I’m working on one of those magical cross-functional projects where we’re trying to combine multiple efforts into one result. Today, we have several tools created and managed by different groups of smart people with good intentions. For the sake of simplicity, I’ll call these tools wrenches. Not surprisingly, the wrenches have slightly different designs, definitions, purposes, and priorities. And they meet the parameters of the groups that created them. All good, right?
A challenge: The people who use the wrenches don’t always know which wrench to pick. It’s often a challenge to know which one to use or even that there’s a whole toolbox of them.
In fact, some of the people who created wrenches weren’t aware of other wrenches so similar to theirs. Granted, it’s a big toolbox with a lot of drawers. And it’s not always easy to find stuff. Or people find a wrench that works, but would be even better with a slightly different angle along the thing-a-ma-jig. Ta da, yet another wrench!
A bright idea popped up: Let’s simplify things for the people who use wrenches. Let’s align information, share resources, build connections, and work together. Let’s build a wrench – or coordinated set of wrenches — that’s easier to find, use, and understand. So, someone dug through the toolbox and brought brought together all the toolmakers to collaborate. Read More »

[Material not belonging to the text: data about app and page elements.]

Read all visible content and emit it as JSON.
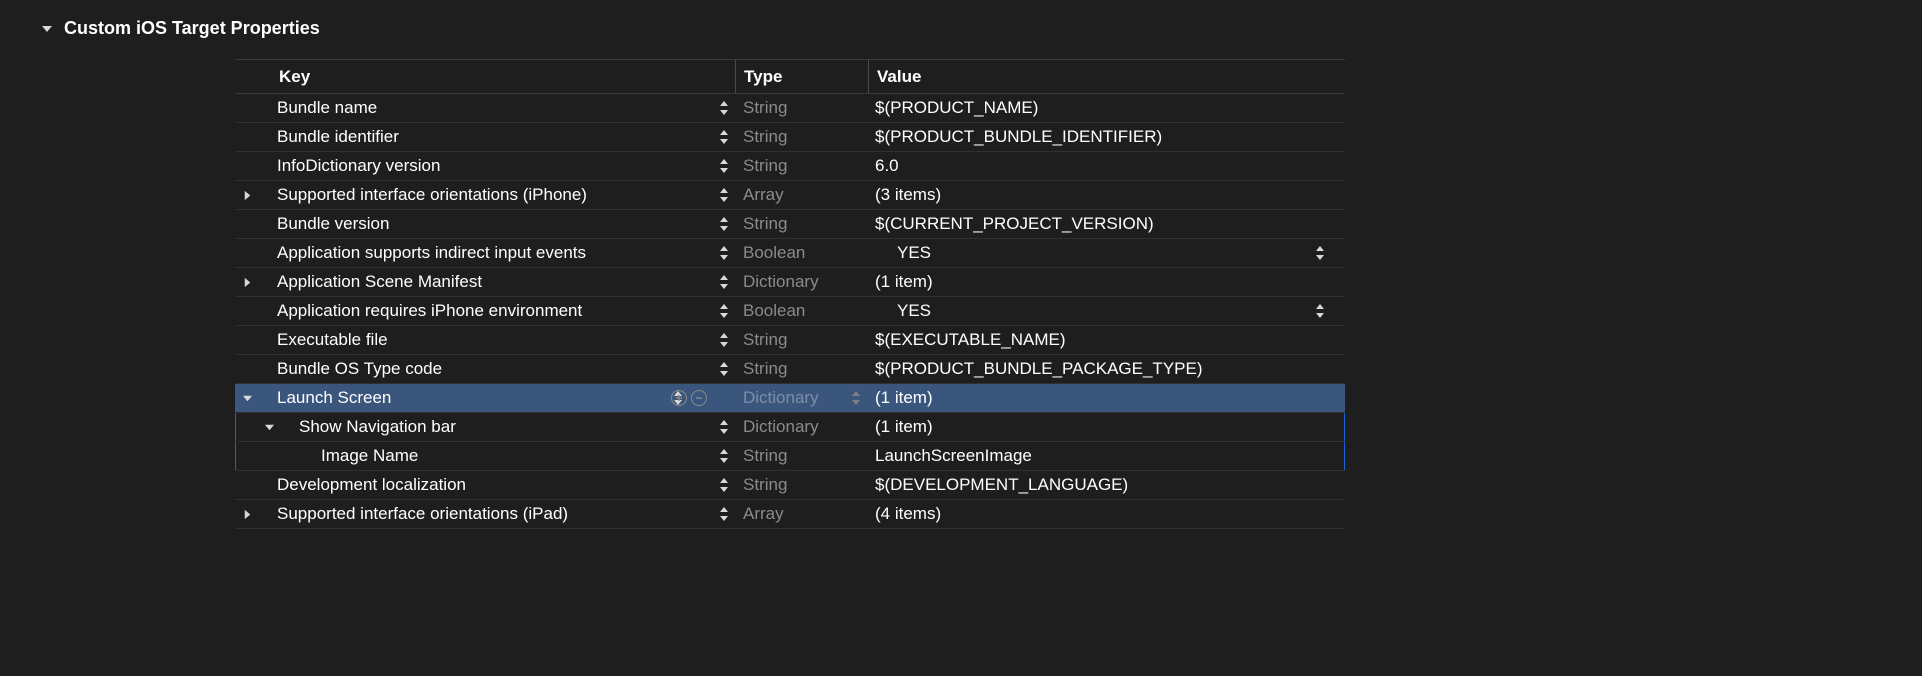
{
  "section": {
    "title": "Custom iOS Target Properties"
  },
  "columns": {
    "key": "Key",
    "type": "Type",
    "value": "Value"
  },
  "rows": [
    {
      "indent": 0,
      "disclosure": "none",
      "key": "Bundle name",
      "type": "String",
      "value": "$(PRODUCT_NAME)",
      "valueStepper": false
    },
    {
      "indent": 0,
      "disclosure": "none",
      "key": "Bundle identifier",
      "type": "String",
      "value": "$(PRODUCT_BUNDLE_IDENTIFIER)",
      "valueStepper": false
    },
    {
      "indent": 0,
      "disclosure": "none",
      "key": "InfoDictionary version",
      "type": "String",
      "value": "6.0",
      "valueStepper": false
    },
    {
      "indent": 0,
      "disclosure": "right",
      "key": "Supported interface orientations (iPhone)",
      "type": "Array",
      "value": "(3 items)",
      "valueStepper": false
    },
    {
      "indent": 0,
      "disclosure": "none",
      "key": "Bundle version",
      "type": "String",
      "value": "$(CURRENT_PROJECT_VERSION)",
      "valueStepper": false
    },
    {
      "indent": 0,
      "disclosure": "none",
      "key": "Application supports indirect input events",
      "type": "Boolean",
      "value": "YES",
      "valueStepper": true,
      "boolPad": true
    },
    {
      "indent": 0,
      "disclosure": "right",
      "key": "Application Scene Manifest",
      "type": "Dictionary",
      "value": "(1 item)",
      "valueStepper": false
    },
    {
      "indent": 0,
      "disclosure": "none",
      "key": "Application requires iPhone environment",
      "type": "Boolean",
      "value": "YES",
      "valueStepper": true,
      "boolPad": true
    },
    {
      "indent": 0,
      "disclosure": "none",
      "key": "Executable file",
      "type": "String",
      "value": "$(EXECUTABLE_NAME)",
      "valueStepper": false
    },
    {
      "indent": 0,
      "disclosure": "none",
      "key": "Bundle OS Type code",
      "type": "String",
      "value": "$(PRODUCT_BUNDLE_PACKAGE_TYPE)",
      "valueStepper": false
    },
    {
      "indent": 0,
      "disclosure": "down",
      "key": "Launch Screen",
      "type": "Dictionary",
      "value": "(1 item)",
      "valueStepper": false,
      "selected": true,
      "actions": true,
      "typeStepper": true,
      "dimTypeStepper": true
    },
    {
      "indent": 1,
      "disclosure": "down",
      "key": "Show Navigation bar",
      "type": "Dictionary",
      "value": "(1 item)",
      "valueStepper": false,
      "inGroup": true
    },
    {
      "indent": 2,
      "disclosure": "none",
      "key": "Image Name",
      "type": "String",
      "value": "LaunchScreenImage",
      "valueStepper": false,
      "inGroup": true
    },
    {
      "indent": 0,
      "disclosure": "none",
      "key": "Development localization",
      "type": "String",
      "value": "$(DEVELOPMENT_LANGUAGE)",
      "valueStepper": false
    },
    {
      "indent": 0,
      "disclosure": "right",
      "key": "Supported interface orientations (iPad)",
      "type": "Array",
      "value": "(4 items)",
      "valueStepper": false
    }
  ]
}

It’s clear that many of you understand the benefits of creating activity-based work environments. You want to create spaces in which employees can work wherever, whenever, and with whomever they need to in order to deliver results for your customers. You know you can attract the best talent by removing geographical barriers. You want to create environments that foster productivity and innovation. Your business can save on CapEx, space requirements, and energy costs.
So how do you get started with workplace transformation? Is it time to start ripping out cubicle walls and reclaiming conference rooms as team huddle spaces? Not quite.
Workplace transformation is about more than just the physical environment. It’s about how you enable people to work together better, no matter where they are. And the best way to do that is to fully understand the needs of your workforce – both current and future. And to identify how your employees can best support the needs of your customers and your business.
I asked my colleague Hans Hwang, our vice president of Collaboration Advanced Services, how companies can get started. Here’s some of his advice: Read More »